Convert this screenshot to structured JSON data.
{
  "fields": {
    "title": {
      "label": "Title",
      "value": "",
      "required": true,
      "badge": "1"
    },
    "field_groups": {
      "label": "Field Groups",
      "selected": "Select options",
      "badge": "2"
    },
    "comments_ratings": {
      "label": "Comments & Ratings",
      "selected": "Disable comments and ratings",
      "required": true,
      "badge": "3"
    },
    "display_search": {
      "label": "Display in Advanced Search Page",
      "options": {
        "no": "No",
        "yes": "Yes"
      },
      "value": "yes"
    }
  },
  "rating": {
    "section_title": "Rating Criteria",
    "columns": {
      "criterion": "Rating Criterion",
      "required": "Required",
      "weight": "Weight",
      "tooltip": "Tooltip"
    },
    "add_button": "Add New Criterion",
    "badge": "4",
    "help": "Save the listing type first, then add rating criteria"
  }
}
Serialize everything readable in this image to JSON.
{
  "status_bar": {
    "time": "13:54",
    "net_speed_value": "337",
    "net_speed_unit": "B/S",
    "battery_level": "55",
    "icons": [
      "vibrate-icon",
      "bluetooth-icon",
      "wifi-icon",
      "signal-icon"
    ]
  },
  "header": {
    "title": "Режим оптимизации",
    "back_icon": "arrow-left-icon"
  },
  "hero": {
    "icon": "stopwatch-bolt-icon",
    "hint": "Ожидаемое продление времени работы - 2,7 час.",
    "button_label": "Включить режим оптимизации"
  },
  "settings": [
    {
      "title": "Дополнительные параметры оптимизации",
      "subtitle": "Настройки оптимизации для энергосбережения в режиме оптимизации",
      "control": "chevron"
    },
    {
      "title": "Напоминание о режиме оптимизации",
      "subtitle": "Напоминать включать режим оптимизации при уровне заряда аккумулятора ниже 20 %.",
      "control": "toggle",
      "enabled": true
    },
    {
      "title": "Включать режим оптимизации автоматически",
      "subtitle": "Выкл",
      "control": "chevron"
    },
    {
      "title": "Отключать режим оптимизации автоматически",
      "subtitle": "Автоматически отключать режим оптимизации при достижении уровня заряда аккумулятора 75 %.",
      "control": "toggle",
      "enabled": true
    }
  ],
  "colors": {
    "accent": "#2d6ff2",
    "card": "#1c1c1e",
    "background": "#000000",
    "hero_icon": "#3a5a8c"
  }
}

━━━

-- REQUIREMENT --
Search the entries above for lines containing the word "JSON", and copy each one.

-- EXERCISE RESULT --
Convert this screenshot to structured JSON data.
Serialize everything readable in this image to JSON.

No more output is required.